The congressman, currently serving his first full term, is also preparing legislation to give his fellow lawmakers a similar break. He plans to introduce the bill next week.
Members of Congress have long bemoaned how much time they spend raising money for election campaigns. The parties have urged their congressional members to dedicate about half their working hours to fundraising activities. Rep. Steve Israel (D-N.Y.), who is not running for re-election this year, confessed in a recent New York Times op-ed that he’d spent 4,200 hours making fundraising calls since the Supreme Court’s 2010 Citizens United decision opened the floodgates for corporate campaign cash. Like Israel, many other retiring lawmakers have declared themselves sick and tired of the nonstop money race.
“We can’t have a part-time Congress in a full-time world,” Jolly told National Journal in an interview published Tuesday.
His proposed STOP Act would bar elected federal officials from directly soliciting campaign contributions. “Penalties range from paying fines for civil offenses to up to 5 years in prison for more serious criminal offenses,” reads a summary of the bill provided by Jolly’s office.
Public Citizen, a group that has long argued for campaign finance reform, welcomed Jolly’s legislation and expressed hope that lawmakers would eventually tackle more sweeping changes.
“Jolly’s STOP Act could come at no better time,” said Craig Holman, Public Citizen’s government affairs lobbyist. “With the rapidly escalating costs of campaigns in the wake of Citizens United, candidates are spending huge swaths of their time fundraising. This is an untenable distraction away from lawmaking and it must be reined in.”
But, he added, lawmakers should also “work to get reasonable limits restored on outside groups that operate in concert with those candidates and lawmakers.”
The reach of Jolly’s legislation would be relatively limited. Lawmakers could no longer personally ask potential donors for money; that job would fall to campaign aides or fundraising consultants. But they would still be allowed to attend fundraisers for their own campaigns or for outside groups, such as PACs.
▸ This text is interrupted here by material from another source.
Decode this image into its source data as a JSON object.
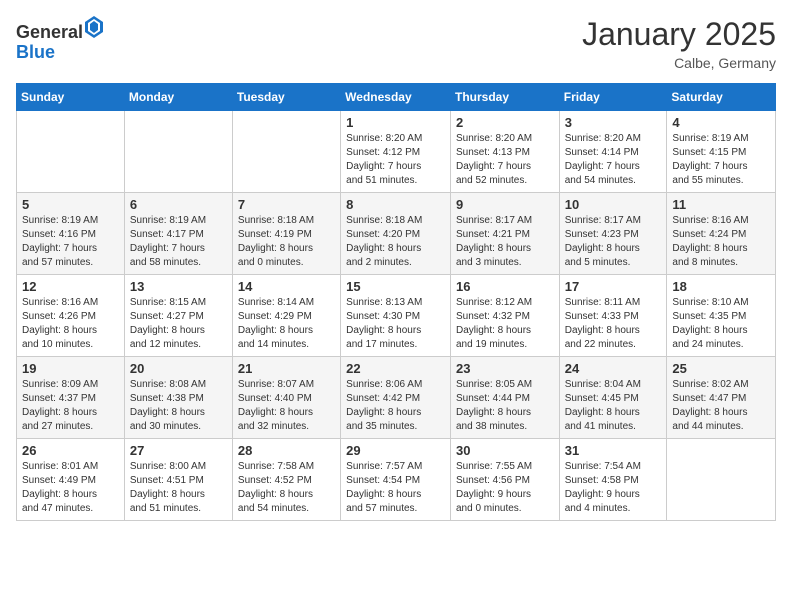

Lauren Passalacqua, press secretary for the Democratic Senatorial Campaign Committee, said Jolly’s bill shows that “Republican candidates are more than happy to sit back and let super PACs do their bidding.”
Jolly is seeking the GOP nomination to run for the Senate seat now held by Republican presidential candidate Marco Rubio.